However, those close to Tata say that the young executive had never reported having any form of cancer, nor did he show any symptoms of the disease. In fact, the work schedule he maintained suggested he was in perfect health.
The combination of fentanyl and alcohol has been referred on the club scene as a "Las Vegas Cocktail" in the suddenly-burgeoning prescription drug black market. Six to eight months ago, the "Las Vegas cocktail" was a blend of OxyContin and Soma, a prescription muscle relaxant. Now, the "cocktail" has morphed into a combination of Soma, Viagra and Fentanyl--a raspberry-flavored lollipop that delivers a narcotic commonly considered to be 80-100 times more powerful than morphine. Add a little cocaine, as is common, and you have a potentially lethal concoction that Detective Paul DeAngelis told the Las Vegas Mercury, "will (a) keep you up all night and (b) probably make your heart explode." DeAngelis is a Southern Nevada Pharmaceutical Narcotics Enforcement Team member, who adds, "The prescription (drug) problem in Nevada absolutely dwarfs that of illicit drugs,"
UMC clinical pharmacist Don Frisch concurs to the Associated Press that fentanyl can turn deadly if it's used recreationally, especially if alcohol is added to the mix, "When used in combination with other respiratory depressants, like alcohol or valium, you can actually have an enhanced effect on the respiratory system -- leading to death," Frisch said.
According to police reports, Tata had consumed both vodka and a stick of fentanyl shortly before his death.
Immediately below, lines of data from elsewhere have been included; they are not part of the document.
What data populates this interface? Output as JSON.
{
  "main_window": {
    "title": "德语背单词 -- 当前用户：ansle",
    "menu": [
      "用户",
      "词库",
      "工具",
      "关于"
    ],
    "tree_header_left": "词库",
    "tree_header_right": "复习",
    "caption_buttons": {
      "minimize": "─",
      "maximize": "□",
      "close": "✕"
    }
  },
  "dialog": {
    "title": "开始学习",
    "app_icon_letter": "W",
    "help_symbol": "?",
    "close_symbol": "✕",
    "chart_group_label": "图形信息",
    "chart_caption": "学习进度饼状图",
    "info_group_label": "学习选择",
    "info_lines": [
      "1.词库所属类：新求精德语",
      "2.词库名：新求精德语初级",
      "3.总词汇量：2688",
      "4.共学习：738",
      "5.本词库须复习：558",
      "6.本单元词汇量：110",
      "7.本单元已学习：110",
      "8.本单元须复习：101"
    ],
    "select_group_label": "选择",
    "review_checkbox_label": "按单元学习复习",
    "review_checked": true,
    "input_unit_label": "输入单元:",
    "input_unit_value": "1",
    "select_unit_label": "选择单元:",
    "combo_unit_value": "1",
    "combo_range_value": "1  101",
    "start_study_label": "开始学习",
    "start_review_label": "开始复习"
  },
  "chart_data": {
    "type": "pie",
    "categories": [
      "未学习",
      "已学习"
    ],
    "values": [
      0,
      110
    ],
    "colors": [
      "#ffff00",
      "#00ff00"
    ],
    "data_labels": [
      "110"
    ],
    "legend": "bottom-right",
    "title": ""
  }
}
Again, they say it was an accidental death.
An episode on Sept. 3 will pay tribute to Michael Tata. Fans of the show are invited to make contributions to the Michael J. Tata Scholarship which will benefit the UNLV hotel administration program of which Tata was a graduate.
fenatyl is dangerous, mixing is dangerous, no matter how responsable you may think you are you always run the risk of loosing your inhibitions after being intoxicated on a substance and taking it too far.